> [Instructions for the task]
Go through the records below and count every line containing "icon". Reply with the count alone.

↓↓↓

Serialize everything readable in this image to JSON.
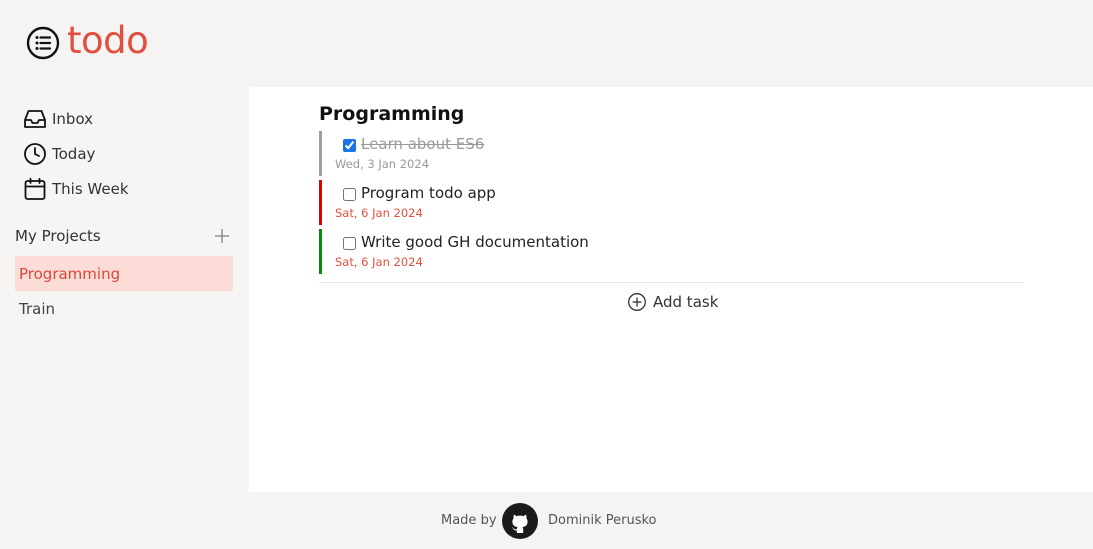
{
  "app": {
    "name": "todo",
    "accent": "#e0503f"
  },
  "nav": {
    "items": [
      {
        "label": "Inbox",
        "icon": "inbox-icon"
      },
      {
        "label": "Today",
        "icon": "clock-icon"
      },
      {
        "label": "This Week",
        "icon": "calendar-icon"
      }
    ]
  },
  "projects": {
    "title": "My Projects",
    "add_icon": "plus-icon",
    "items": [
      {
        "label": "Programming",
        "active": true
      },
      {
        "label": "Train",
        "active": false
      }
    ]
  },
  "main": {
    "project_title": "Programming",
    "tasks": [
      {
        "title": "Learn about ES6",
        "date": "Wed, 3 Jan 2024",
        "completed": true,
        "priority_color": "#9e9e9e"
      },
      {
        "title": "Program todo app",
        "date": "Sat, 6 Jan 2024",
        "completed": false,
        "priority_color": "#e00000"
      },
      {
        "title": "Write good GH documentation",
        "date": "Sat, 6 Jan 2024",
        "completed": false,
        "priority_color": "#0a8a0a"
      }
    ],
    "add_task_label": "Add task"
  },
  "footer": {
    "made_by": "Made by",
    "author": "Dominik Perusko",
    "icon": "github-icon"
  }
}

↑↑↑

> [Answer space]
5